Chances are that later in life, there are many places listed on your bucket list that you've wanted to visit your entire life. Maybe you've been setting money aside for adventures to exotic sights and sceneries. Perhaps you're retired and you've got a completely open schedule, allowing you to come and go as you please. As the old adage goes, it's not about the destination but the journey. No matter how seasoned a traveler you may be, figuring out ways to be more comfortable while traveling is extremely beneficial, especially as you age. Here are some tips and considerations to keep you smiling in flight.
When you're booking flights, you can compare prices online using Orbitz, Expedia and Travelocity. Each site offers a search bar that lets you select whether you want to see flights organized by the cheapest price, shortest flight or number of layovers. Layovers are most often seen as an inconvenience -- added travel time, potential for losing baggage, etc. But they are not always so.
In fact, a layover can be a nice break between long flights and an opportunity for to stretch your legs and get the blood moving in your body, which is particularly important if you are dealing with an injury or a disability. Depending on your destination, you can generally find a short layover of less than an hour, or less than two hours for international travel. It's a short and sweet stop. But if you don't want to be rushed, look out for a layover of a few hours, which will allow you to take your time getting to the next departure gate and possibly enjoy a meal and a glass of wine. Plus, delays with the first flight can cause you to miss your connecting flight altogether, so a longer layover is a safer bet.
If you would like to skip a layover altogether (or you have to), just know that nonstop flights are generally more expensive. Sleep deprivation is extremely common for passengers on long nonstop flights. To ease any discomfort, stock up on melatonin, a homeopathic sleep aid that won't leave you groggy when you wake up. Drink it down with a soothing hot tea. If you plan on sleeping through your flight, get up every three hours and take a walk to the rear of the plane in order to keep your body from stiffening too much.
Nutrition and travel often don't mix very well. Preselect your in-flight meal online (during booking or up to a few days before the flight). This is especially helpful for those with taste preferences and/or dietary restrictions. Additionally, take a special trip to the grocery store before your travel day and stock up on your favorite snacks. There will be no low blood sugar on this flight!
To avoid adding too much weight to carry or throwing out your back, check your bags and purchase one carry-on-sized roller suitcase as a travel essential. In the suitcase, pack the following items.
--One small fleece blanket. They are usually sold for $10 to $30 at Target.
--A neck pillow. If you don't have one, you can pick one up at an airport shop.
--An eye mask for sleeping.
--Lip balm and a reusable water bottle, as flying causes dehydration.

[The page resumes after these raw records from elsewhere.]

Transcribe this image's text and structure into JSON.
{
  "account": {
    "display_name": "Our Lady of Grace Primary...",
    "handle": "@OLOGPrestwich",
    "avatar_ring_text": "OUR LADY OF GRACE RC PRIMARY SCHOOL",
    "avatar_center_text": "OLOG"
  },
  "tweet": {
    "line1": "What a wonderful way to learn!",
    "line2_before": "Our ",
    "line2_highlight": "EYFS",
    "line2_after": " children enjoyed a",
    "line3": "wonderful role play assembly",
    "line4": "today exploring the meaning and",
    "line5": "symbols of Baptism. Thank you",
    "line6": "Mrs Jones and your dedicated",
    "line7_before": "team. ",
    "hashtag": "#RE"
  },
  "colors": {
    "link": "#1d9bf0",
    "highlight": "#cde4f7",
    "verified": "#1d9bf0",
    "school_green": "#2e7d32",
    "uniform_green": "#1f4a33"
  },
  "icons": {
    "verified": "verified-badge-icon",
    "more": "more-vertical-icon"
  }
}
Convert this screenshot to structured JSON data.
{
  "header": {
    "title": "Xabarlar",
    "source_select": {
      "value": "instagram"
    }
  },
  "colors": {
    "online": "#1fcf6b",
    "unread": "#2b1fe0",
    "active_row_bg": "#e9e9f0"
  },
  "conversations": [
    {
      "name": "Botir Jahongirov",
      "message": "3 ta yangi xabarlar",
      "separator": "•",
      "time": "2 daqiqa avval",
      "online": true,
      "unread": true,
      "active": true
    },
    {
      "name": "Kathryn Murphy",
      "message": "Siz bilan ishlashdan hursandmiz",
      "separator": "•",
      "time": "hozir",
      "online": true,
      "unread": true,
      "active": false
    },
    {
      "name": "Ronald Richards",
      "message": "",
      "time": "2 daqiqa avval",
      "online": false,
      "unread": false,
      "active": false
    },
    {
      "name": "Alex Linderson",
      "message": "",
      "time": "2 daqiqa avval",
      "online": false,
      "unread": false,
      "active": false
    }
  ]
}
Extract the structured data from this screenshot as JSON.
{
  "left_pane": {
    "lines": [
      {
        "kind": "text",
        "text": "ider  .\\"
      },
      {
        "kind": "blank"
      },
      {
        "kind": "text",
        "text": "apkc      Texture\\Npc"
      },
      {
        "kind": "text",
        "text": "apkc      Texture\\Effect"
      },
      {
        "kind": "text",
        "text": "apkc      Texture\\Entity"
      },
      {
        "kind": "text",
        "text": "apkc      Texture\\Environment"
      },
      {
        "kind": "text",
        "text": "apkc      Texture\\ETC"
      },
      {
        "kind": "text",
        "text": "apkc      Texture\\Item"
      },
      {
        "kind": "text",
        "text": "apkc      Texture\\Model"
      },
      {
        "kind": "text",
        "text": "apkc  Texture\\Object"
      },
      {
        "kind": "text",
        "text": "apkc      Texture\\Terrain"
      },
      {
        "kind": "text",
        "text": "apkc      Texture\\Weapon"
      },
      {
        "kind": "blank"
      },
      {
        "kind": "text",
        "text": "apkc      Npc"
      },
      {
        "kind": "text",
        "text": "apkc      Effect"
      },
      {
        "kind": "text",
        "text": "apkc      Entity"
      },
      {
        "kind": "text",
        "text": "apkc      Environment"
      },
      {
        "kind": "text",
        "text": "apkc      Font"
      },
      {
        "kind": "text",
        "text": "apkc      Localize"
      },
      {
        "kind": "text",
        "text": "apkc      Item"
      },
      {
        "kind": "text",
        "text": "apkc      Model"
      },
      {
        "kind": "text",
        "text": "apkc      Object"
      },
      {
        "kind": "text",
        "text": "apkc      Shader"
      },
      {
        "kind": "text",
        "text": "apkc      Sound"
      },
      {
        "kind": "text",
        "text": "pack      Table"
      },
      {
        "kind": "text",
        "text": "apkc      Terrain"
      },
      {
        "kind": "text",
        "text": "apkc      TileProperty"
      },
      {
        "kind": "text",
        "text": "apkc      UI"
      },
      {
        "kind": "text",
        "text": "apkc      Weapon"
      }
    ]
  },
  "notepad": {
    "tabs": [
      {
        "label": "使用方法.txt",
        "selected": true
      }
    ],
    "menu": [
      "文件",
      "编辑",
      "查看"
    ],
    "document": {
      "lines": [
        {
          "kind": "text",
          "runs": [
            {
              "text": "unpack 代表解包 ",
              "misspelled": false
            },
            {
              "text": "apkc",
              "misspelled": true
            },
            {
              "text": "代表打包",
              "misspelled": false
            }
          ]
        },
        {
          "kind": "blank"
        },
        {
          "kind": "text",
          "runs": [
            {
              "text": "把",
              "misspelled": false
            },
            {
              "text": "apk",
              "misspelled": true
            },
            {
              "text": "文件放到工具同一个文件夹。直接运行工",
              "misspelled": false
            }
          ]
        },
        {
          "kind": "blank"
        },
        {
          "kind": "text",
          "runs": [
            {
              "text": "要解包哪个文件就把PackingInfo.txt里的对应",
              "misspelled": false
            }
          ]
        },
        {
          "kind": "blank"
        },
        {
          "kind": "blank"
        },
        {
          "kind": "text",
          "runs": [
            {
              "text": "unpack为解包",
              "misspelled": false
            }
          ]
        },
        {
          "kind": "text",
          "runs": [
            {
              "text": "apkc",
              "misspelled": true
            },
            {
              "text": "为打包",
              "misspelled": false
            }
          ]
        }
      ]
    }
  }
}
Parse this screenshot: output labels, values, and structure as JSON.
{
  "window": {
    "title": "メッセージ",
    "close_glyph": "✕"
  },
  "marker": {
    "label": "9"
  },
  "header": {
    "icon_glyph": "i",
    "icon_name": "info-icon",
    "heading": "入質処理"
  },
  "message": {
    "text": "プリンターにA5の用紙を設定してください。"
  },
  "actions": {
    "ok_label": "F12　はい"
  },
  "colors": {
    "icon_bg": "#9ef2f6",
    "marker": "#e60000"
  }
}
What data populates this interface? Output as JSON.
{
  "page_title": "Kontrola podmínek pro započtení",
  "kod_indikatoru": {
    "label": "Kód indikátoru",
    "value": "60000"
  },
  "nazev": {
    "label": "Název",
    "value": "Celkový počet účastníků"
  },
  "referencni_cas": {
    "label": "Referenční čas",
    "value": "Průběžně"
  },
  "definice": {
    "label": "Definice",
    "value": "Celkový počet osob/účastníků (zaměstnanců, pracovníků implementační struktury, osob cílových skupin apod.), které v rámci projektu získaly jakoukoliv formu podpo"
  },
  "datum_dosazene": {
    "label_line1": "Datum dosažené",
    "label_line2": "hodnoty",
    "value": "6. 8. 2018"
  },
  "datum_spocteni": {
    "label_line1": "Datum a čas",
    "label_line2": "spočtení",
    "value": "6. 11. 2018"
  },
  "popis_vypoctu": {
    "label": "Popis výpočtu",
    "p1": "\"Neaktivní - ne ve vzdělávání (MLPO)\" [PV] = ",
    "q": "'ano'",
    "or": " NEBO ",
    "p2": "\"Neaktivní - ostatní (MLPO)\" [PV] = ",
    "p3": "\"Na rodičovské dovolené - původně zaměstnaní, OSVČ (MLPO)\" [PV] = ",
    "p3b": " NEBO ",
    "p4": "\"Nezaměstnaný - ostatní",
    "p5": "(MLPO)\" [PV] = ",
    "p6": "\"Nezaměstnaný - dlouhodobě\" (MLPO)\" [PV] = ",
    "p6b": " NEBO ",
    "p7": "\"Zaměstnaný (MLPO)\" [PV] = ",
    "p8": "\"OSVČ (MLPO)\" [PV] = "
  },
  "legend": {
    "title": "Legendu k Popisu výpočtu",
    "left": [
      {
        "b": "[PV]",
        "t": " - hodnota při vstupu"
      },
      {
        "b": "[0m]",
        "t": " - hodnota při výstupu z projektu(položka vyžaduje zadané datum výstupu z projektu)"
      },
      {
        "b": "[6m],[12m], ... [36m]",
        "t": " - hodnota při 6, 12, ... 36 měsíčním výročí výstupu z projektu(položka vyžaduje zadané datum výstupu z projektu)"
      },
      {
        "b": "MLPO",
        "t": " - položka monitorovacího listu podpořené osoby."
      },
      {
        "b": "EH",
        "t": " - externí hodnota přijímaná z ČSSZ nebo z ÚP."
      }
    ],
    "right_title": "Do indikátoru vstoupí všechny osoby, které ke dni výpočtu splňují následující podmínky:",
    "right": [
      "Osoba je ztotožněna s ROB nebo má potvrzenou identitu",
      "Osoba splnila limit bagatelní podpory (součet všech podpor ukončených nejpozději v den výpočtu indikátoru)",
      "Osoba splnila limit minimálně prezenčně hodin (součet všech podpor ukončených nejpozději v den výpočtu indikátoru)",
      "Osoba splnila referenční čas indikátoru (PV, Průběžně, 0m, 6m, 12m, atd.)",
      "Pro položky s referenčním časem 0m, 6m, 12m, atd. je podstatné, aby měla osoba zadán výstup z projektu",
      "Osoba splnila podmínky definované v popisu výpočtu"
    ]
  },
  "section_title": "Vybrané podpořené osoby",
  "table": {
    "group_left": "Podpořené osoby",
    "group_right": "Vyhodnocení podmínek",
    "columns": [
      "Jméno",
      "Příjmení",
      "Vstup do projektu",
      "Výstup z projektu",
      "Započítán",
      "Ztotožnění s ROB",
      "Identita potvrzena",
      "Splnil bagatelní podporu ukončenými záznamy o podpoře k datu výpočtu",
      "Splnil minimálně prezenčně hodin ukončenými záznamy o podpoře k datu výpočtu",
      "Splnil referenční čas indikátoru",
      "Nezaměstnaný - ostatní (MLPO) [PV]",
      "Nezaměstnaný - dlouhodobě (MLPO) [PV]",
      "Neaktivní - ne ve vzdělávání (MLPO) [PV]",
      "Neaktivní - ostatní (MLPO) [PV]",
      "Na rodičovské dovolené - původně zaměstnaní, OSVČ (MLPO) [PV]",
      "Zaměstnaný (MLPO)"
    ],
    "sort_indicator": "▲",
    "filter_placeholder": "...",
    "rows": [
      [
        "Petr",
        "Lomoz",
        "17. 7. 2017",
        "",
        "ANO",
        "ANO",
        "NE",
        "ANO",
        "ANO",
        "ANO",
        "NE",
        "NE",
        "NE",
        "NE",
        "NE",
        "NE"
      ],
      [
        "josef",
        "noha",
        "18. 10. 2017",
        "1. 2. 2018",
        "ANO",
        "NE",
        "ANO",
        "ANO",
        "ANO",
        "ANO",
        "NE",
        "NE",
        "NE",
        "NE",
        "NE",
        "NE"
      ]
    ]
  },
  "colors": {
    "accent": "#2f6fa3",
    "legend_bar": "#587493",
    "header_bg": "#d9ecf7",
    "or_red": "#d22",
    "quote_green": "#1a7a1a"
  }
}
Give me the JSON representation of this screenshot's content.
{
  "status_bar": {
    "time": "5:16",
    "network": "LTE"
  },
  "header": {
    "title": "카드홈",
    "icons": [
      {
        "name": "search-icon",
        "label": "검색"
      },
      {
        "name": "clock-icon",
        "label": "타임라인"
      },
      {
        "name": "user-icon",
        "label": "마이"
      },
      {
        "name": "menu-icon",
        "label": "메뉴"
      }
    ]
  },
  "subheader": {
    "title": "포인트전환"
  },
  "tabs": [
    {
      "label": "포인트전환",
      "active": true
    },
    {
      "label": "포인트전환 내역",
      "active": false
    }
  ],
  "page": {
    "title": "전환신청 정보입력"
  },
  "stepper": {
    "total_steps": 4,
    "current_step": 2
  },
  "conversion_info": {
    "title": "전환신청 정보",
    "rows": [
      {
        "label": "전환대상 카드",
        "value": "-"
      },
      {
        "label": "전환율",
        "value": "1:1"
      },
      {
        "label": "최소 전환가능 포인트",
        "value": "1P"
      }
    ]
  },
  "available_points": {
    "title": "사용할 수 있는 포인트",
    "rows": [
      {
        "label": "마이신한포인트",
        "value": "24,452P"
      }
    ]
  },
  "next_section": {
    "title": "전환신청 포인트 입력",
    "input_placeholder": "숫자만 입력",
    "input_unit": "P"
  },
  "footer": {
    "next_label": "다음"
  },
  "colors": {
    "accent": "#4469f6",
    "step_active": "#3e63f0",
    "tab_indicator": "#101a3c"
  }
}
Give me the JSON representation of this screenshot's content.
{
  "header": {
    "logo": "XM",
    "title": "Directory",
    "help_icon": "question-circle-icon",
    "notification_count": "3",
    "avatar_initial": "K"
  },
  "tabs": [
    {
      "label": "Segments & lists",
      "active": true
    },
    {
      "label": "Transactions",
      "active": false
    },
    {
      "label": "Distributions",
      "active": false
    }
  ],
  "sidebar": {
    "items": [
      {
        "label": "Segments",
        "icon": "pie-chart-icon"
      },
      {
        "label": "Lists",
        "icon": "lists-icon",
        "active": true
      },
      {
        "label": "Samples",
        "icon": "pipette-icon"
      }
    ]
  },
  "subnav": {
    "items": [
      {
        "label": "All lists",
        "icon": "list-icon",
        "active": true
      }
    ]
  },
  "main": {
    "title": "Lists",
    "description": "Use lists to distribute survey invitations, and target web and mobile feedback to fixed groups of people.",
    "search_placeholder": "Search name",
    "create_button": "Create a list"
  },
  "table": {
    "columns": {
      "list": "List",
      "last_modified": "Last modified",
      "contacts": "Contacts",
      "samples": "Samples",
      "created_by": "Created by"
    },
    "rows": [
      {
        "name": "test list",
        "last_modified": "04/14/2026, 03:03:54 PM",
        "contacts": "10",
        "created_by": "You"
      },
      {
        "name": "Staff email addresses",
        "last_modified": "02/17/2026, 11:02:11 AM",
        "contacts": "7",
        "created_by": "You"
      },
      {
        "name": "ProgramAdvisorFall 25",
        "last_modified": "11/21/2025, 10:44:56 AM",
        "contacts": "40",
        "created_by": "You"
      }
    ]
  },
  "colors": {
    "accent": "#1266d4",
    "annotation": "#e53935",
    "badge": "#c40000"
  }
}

--Earplugs (to tune out the snorer next to you).
--A small pillow for the arch of your back.
--A pair of socks, so you can remove your shoes but keep your feet warm.
--Headphones for in-flight entertainment and/or music.
--Your favorite books and magazines.
--An iPhone or iPad to read e-books and listen to music.
--One pack of hand sanitizer wipes.
--One pack of cool wipes to refresh your face and skin.
The great thing about the notes above is that they also apply for travel with other modes of transportation, which may be better-suited for you. Bus companies usually offer senior rates. Many of them offer luxury travel options, too. Major train companies like Amtrak (in the U.S.) and Eurail (in Europe) have stops in nearly every big city in the country, as do most major car rental companies. If you plan on driving your own car for most of your trip, pack a few extra pairs of sunglasses in your glove compartment, and store a few full water bottles in a reachable place. Prefer ground travel with a group? Go to http://seniortours.com/destinations to book a trip for you and your friends -- and save a lot of money with a group rate.
If none of these methods of transportation strikes your fancy, head to the Cruise Critic website to compare prices and destinations. Sometimes, by sea is the way to be.
These tips cover all the bases. As you use them, you'll figure out what works best for you. Share your secrets with your friends and family so they, too, can cruise with comfort. And no matter where you go or how you get there, remember to capture as many moments as possible.